The Asian Wall Street Journal, Thursday, June 12 1997
By Chikako Mogi
Bank of Japan Wins Greater Autonomy
Tokyo - Japan's Parliament approved a law that gives the Bank of Japan greater independence from the government, though analysts say it will be up to the central bank to turn itself into a truly autonomous body.
Bank of Japan Gov. Yasuo Matsushita hailed the new law and pledged to pursue internal reforms in order to fulfil public expectations for a more independent central bank.
"The BoJ law is revised to fulfil our longstanding wish: to strengthen our independence and accountability," Mr. Matsushita said. The new law is the "greatest event" in the central bank's 115-year history, he said. It is the first change in the Bank of Japan law in over half a century; it becomes effective April 1.
The law gives the Bank of Japan more independence from the government on policy matters and provides a legal framework for other aspects of operations, such as inspections of commercial banks, which have been conducted until now through bilateral contracts with each bank.
Some analysts express concern that too much attention is being paid to the issue of central bank independence, and not enough to accountability.
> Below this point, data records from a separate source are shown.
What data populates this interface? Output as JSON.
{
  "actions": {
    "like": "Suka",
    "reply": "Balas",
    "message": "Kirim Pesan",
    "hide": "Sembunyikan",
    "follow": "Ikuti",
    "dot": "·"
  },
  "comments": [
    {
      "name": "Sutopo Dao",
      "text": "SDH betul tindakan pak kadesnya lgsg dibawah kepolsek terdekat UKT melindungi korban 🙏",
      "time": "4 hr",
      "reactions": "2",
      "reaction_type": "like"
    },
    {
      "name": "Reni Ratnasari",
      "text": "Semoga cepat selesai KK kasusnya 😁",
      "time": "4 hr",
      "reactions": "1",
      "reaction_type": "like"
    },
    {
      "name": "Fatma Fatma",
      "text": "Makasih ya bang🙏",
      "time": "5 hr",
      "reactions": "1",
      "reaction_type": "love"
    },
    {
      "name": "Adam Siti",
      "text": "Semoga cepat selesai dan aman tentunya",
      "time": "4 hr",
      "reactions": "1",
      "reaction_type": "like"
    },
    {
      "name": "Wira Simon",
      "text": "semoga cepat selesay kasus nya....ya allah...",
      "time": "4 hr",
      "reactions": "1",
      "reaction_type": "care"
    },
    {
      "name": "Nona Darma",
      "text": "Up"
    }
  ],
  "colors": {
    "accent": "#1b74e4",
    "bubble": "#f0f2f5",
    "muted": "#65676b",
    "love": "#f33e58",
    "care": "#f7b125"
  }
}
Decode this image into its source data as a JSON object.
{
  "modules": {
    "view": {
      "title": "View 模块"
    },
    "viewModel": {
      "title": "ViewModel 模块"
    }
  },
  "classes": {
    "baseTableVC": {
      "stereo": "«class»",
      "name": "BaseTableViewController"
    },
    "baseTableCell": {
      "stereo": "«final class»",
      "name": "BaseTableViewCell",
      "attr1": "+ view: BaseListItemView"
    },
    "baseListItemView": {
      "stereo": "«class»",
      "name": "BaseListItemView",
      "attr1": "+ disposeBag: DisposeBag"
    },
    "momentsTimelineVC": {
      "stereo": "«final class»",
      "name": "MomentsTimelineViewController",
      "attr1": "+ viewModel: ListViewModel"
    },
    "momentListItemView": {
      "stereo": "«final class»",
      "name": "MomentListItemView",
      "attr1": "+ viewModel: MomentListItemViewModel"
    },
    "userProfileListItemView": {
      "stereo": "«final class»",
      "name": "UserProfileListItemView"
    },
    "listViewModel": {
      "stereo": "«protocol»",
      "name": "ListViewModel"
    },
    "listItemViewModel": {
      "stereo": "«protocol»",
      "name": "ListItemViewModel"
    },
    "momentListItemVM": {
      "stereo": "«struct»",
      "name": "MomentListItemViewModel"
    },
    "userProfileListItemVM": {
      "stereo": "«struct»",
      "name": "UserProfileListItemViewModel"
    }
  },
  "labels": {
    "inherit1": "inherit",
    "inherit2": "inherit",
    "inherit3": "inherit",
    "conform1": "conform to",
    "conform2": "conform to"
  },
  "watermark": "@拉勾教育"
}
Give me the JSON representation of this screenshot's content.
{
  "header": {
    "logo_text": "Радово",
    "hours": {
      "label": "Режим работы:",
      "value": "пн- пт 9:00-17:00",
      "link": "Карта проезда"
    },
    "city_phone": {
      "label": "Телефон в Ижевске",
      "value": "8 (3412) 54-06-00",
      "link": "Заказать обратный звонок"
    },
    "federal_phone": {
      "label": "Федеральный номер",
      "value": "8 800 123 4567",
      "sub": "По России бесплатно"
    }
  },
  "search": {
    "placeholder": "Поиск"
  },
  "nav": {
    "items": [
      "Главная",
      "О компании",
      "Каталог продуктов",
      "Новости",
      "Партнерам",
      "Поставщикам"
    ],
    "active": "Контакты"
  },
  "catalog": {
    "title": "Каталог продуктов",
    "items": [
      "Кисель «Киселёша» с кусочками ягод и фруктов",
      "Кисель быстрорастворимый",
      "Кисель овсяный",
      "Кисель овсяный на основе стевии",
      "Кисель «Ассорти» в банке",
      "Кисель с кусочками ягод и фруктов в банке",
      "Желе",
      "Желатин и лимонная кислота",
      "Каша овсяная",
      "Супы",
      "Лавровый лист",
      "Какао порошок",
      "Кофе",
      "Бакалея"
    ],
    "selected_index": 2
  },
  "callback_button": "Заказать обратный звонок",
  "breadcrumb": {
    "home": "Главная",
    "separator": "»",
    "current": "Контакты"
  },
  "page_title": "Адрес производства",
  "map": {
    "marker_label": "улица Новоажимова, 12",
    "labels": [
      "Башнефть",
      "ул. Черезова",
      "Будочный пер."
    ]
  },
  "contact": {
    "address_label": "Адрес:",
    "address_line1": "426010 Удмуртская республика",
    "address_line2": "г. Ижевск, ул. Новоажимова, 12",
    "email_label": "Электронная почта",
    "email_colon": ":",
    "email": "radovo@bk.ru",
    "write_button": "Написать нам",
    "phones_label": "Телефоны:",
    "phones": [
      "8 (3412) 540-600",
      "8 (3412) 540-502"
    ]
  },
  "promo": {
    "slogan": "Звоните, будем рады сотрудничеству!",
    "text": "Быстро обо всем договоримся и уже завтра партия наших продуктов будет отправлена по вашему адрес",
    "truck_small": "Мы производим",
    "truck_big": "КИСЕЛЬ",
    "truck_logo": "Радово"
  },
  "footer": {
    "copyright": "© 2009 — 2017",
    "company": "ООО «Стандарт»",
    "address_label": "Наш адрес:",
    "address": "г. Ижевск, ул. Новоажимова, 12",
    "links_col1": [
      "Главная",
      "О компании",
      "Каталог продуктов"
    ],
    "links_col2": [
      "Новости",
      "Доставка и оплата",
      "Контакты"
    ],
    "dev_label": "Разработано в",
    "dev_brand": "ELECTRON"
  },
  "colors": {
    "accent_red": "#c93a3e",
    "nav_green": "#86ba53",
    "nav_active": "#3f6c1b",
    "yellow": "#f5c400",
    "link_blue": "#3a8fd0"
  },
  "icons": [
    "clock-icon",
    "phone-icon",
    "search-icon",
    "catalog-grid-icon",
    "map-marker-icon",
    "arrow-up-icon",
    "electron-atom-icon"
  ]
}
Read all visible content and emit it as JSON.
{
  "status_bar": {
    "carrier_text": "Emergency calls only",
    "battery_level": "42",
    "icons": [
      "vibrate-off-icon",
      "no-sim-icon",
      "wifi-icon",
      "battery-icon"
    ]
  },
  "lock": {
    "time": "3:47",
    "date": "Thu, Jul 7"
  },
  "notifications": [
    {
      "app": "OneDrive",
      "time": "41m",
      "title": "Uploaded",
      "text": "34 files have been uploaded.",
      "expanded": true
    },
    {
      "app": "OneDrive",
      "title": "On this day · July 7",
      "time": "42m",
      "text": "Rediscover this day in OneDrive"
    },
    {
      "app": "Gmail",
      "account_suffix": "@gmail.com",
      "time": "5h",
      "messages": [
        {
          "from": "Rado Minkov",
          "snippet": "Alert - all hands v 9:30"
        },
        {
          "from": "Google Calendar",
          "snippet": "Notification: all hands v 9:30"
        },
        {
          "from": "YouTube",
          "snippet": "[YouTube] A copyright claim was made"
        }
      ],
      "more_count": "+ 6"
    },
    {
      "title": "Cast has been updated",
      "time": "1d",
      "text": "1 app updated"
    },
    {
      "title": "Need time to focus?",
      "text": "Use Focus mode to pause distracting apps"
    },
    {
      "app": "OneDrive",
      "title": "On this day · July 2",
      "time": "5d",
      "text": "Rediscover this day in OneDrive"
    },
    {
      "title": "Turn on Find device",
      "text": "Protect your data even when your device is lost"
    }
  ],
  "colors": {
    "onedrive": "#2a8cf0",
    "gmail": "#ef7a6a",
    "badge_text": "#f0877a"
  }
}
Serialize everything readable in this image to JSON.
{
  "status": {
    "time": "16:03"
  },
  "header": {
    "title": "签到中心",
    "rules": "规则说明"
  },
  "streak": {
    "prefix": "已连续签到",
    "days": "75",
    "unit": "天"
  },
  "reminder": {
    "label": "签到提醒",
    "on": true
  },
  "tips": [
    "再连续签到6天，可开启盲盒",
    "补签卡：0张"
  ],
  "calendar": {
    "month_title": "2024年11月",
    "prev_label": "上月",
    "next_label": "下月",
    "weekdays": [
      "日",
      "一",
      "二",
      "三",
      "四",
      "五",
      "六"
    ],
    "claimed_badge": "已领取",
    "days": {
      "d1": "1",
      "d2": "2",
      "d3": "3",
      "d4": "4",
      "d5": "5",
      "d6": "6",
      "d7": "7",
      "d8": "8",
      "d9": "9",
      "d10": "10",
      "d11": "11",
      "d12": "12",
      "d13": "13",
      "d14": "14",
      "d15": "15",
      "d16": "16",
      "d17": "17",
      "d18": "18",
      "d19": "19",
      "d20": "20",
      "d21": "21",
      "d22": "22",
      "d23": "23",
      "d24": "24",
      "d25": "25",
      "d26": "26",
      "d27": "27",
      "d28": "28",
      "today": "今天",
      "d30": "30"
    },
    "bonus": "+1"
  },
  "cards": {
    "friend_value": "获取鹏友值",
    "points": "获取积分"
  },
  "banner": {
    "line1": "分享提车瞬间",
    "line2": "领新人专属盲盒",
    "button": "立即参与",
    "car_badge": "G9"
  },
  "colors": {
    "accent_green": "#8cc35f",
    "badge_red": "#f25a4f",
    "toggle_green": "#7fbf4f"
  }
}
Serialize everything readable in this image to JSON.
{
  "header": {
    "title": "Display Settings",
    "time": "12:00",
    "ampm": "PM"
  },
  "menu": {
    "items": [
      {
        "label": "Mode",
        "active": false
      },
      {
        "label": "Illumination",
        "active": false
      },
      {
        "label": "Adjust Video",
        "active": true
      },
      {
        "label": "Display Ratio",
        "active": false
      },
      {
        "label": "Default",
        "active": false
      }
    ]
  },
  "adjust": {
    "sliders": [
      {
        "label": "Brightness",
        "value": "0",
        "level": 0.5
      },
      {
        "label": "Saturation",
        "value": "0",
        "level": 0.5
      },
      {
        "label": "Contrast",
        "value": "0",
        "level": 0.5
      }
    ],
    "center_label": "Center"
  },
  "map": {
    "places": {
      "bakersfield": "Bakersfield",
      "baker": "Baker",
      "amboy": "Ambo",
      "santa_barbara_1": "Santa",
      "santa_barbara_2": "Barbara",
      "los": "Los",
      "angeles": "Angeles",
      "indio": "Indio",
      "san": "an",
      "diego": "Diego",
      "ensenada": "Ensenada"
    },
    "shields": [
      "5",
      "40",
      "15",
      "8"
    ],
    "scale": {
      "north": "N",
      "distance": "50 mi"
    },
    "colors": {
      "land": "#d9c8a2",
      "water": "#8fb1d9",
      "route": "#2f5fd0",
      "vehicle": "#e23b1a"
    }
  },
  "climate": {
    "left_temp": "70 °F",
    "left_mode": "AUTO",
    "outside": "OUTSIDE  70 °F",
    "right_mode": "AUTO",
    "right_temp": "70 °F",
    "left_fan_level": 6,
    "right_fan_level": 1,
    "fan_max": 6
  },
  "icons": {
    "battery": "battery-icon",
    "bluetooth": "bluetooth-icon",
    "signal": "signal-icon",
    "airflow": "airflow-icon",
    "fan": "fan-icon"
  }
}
"Given that much independence on policy-making, a checking function should become a more important issue than independence," says Richard Werner, chief economist at Jardine Fleming. The measures included in the new law may not be enough, he says.